    This one-term course for juniors and seniors will aid students in answering the perennial question posed by the disciples when they asked Jesus to “teach us to pray” (Luke 11:1). With the purpose of developing a deeper relationship with God through the experience of prayer and spiritual practices, students will explore the various ways one can converse with God, from ancient prayers spoken by Jesus in the Gospels, to those authored by saints, as well as through heartfelt and spontaneous prayer. Understanding that Jesus is the eternal Logos of God, this class also introduces prayer traditions integral to other world religions, as a means to further benefit a believer’s devotion. Finally, the course will focus on Jesus’s instruction to “pray always” (Luke 18:1) by examining how to do this through such forms as the Liturgy of the Hours, Eucharistic Adoration, Lectio Divina, Centering Prayer, and Marian devotions, as well as through meditation and contemplation. 

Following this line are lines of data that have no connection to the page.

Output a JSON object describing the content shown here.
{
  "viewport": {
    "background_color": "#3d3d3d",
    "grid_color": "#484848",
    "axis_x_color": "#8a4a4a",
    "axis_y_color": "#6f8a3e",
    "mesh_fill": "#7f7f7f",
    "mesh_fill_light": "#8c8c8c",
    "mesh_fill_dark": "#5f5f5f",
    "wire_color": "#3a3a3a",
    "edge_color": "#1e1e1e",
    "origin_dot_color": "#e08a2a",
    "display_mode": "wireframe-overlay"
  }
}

    This course can fulfill a Theology elective graduation requirement for non-Catholic seniors only. Priority given to seniors.
  • Christian Life Choices (TH601: Grade 12)

    In this one-term senior morality course, students will explore the personal dimension of their vocational call in life, and how they respond through the choices they make as they move on to college and beyond. Students will become familiar with decision making and discernment strategies through the lens of Scripture and the Tradition of the Church. Case studies will enable students to consider personal and societal issues, including a special focus on human relationships. Discussions about vocation will consider the call to the single lifestyle, marriage, and religious life. Twelve hours of community service are required. 
  • Synthesis of Catholic Belief (TH602: Grade 12)

    This one-term course will facilitate the student’s movement from knowledge about God to a personal understanding of the nature of God as revealed in Jesus Christ with the resulting consequences of living the Christian life both in actions and choices. The goal of the course is to have students understand and live Catholic Christianity now and in the future. 

Theology Department

List of 10 members.

  • Photo of Kathryn Hamrlik

    Dr. Kathryn Hamrlik 

    Theology Department Chair
  • Photo of Jerry  Aull

    Dr. Jerry  Aull 

  • Photo of Hannah Clements

    Mrs. Hannah Clements 

  • Photo of Michael Coveny

    Mr. Michael Coveny 81

    Director, Marist Way
  • Photo of Amy Eaglen

    Mrs. Amy Eaglen 

  • Photo of Betsy  Holcomb

    Mrs. Betsy  Holcomb 

  • Photo of Jennifer Justus

    Mrs. Jennifer Login Justus 

  • Photo of Laura McGregor

    Ms. Laura McGregor 01

  • Photo of Erin Paul

    Mrs. Erin Shern Paul 92

  • Mrs. Patricia Cotter-Hoff 89

    Substitute Teacher

Marist School

3790 Ashford Dunwoody Road, NE
Atlanta, GA 30319-1899
(770) 457-7201
An Independent Catholic School of the Marist Fathers and Brothers